==== Input records ====
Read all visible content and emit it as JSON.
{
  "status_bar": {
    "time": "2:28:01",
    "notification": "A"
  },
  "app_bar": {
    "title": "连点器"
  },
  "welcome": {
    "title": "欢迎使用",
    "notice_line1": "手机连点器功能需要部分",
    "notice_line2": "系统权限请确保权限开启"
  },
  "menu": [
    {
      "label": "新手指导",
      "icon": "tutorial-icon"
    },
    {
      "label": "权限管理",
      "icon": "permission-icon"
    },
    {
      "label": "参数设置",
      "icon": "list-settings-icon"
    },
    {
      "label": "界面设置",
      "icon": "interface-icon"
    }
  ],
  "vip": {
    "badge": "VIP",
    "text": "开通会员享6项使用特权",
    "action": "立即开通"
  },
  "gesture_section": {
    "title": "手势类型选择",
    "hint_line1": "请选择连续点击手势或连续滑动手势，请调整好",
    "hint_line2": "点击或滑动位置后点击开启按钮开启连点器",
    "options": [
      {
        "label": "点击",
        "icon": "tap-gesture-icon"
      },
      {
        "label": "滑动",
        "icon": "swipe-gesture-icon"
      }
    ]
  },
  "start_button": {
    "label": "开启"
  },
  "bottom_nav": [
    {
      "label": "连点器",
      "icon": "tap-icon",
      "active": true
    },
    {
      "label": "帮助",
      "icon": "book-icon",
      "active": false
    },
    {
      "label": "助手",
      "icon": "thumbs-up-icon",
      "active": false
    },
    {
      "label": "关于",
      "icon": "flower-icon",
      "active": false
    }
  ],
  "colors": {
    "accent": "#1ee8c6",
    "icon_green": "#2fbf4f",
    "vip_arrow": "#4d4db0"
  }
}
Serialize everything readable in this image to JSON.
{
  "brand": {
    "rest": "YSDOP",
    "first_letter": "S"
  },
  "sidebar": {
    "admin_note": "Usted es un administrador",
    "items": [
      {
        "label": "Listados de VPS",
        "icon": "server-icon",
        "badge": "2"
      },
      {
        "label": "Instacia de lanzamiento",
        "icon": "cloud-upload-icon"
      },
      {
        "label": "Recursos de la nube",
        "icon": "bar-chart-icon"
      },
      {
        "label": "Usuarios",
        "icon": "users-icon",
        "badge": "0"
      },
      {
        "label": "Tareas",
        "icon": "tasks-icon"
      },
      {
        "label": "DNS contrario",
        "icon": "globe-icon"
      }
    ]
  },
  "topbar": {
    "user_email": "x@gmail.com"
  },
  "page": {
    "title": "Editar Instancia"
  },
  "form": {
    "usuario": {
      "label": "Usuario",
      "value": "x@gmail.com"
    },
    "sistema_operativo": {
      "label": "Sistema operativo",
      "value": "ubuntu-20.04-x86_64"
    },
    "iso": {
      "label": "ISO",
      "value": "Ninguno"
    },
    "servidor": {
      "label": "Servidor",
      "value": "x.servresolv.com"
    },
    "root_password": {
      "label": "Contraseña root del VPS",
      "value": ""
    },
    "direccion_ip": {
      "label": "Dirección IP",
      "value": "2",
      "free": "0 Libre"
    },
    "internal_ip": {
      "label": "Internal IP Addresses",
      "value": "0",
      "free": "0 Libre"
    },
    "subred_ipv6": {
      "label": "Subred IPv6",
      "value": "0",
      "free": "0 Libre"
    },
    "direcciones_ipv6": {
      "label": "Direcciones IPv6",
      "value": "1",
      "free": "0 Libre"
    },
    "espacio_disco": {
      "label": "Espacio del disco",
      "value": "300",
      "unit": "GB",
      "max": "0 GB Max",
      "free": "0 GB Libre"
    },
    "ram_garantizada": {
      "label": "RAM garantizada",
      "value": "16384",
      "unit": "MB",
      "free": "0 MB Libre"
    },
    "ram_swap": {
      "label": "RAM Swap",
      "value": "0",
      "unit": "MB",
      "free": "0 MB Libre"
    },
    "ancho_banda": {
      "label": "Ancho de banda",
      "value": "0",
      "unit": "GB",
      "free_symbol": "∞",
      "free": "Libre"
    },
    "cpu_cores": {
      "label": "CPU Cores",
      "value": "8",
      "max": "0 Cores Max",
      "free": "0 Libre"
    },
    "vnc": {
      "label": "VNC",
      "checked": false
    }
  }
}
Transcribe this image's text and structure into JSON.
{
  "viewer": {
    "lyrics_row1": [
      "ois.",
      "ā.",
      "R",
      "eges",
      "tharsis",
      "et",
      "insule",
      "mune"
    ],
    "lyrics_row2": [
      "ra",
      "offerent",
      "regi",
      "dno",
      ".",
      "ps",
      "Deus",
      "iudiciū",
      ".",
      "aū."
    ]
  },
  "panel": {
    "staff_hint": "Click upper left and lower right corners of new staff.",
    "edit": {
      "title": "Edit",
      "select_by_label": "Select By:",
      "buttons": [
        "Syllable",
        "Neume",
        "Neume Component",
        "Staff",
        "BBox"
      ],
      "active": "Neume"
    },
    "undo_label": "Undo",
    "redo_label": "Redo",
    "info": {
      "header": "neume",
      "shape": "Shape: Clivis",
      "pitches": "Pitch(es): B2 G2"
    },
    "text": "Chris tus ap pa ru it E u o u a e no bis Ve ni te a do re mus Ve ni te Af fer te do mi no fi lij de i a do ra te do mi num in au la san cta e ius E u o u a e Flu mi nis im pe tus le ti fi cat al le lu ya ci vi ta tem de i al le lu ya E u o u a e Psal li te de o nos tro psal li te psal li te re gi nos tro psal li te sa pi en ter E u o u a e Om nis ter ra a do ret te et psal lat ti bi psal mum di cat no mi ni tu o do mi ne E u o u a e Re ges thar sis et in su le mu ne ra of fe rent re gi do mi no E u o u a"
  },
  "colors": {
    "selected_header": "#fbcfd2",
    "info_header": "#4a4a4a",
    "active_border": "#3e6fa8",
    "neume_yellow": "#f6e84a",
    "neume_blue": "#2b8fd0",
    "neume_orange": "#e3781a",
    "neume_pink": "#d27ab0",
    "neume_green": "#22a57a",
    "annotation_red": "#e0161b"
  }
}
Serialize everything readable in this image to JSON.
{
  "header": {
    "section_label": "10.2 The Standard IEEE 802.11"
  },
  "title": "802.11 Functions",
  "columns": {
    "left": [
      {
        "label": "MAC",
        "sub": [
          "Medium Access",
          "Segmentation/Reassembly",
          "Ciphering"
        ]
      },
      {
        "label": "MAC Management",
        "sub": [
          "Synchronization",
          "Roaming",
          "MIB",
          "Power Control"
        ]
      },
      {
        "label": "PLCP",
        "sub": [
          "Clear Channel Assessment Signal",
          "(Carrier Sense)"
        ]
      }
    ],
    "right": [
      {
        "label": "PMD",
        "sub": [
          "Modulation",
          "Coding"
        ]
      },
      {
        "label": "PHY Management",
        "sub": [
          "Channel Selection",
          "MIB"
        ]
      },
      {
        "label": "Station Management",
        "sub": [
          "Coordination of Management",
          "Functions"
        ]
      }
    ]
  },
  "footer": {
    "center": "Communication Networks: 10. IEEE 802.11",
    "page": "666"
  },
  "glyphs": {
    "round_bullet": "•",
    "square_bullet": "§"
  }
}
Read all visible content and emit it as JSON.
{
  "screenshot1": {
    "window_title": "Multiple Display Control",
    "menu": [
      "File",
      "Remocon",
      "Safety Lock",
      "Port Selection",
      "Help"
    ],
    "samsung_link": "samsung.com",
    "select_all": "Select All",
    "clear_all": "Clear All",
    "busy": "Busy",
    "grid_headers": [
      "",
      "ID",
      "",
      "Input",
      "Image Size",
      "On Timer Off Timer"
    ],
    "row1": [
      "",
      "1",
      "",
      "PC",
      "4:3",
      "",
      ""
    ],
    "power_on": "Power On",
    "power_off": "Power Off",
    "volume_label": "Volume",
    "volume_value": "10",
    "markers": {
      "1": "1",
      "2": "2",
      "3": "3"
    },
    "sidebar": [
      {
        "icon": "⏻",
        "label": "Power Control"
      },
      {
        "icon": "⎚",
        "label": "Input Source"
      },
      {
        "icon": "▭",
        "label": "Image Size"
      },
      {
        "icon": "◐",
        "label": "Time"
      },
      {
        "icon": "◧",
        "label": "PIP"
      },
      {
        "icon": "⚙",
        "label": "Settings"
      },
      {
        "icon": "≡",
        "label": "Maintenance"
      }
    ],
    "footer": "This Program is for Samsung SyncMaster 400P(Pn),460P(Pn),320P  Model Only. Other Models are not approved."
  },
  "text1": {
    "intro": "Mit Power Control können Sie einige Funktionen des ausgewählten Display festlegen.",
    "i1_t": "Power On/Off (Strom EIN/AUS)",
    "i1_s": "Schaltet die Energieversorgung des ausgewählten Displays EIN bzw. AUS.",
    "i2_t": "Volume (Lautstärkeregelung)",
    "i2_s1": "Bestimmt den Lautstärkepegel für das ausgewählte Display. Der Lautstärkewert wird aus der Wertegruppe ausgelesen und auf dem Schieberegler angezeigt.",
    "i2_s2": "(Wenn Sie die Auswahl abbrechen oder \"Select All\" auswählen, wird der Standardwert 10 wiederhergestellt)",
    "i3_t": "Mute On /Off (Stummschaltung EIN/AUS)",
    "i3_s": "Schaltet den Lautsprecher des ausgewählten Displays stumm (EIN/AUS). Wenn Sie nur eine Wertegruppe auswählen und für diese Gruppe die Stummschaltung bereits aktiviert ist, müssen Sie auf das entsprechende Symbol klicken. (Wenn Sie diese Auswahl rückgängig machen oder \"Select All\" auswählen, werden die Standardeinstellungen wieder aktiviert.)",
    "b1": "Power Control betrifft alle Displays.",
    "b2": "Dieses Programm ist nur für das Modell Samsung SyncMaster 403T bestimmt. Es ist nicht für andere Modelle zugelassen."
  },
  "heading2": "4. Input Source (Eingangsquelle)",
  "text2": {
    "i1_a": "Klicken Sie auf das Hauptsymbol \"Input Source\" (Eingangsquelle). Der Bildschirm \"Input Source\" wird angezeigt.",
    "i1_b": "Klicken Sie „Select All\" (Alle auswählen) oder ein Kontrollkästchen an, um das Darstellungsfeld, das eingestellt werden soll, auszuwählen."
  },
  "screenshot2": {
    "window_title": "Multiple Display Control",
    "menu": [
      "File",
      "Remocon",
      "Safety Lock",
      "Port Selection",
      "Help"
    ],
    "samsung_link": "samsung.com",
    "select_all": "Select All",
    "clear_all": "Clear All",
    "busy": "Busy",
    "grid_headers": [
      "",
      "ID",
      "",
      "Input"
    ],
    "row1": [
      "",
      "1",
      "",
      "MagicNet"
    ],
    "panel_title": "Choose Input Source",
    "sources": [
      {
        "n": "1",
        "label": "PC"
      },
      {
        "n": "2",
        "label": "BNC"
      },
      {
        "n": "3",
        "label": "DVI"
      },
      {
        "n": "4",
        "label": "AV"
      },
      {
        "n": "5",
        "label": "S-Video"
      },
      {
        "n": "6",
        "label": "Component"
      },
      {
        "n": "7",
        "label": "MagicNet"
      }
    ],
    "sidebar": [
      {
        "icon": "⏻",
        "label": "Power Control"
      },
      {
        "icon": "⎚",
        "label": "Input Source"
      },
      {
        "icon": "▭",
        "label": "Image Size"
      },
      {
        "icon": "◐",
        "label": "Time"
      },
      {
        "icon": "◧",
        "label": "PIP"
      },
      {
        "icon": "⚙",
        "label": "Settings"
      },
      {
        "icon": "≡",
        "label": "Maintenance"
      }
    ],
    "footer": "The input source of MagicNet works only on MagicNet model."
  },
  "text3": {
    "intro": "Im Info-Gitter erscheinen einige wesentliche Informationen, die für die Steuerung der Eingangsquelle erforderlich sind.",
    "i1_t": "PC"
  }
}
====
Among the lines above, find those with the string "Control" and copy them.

          "Power Control"
    "window_title": "Multiple Display Control",
        "label": "Power Control"
    "intro": "Mit Power Control können Sie einige Funktionen des ausgewählten Display festlegen.",
    "b1": "Power Control betrifft alle Displays.",
    "window_title": "Multiple Display Control",
        "label": "Power Control"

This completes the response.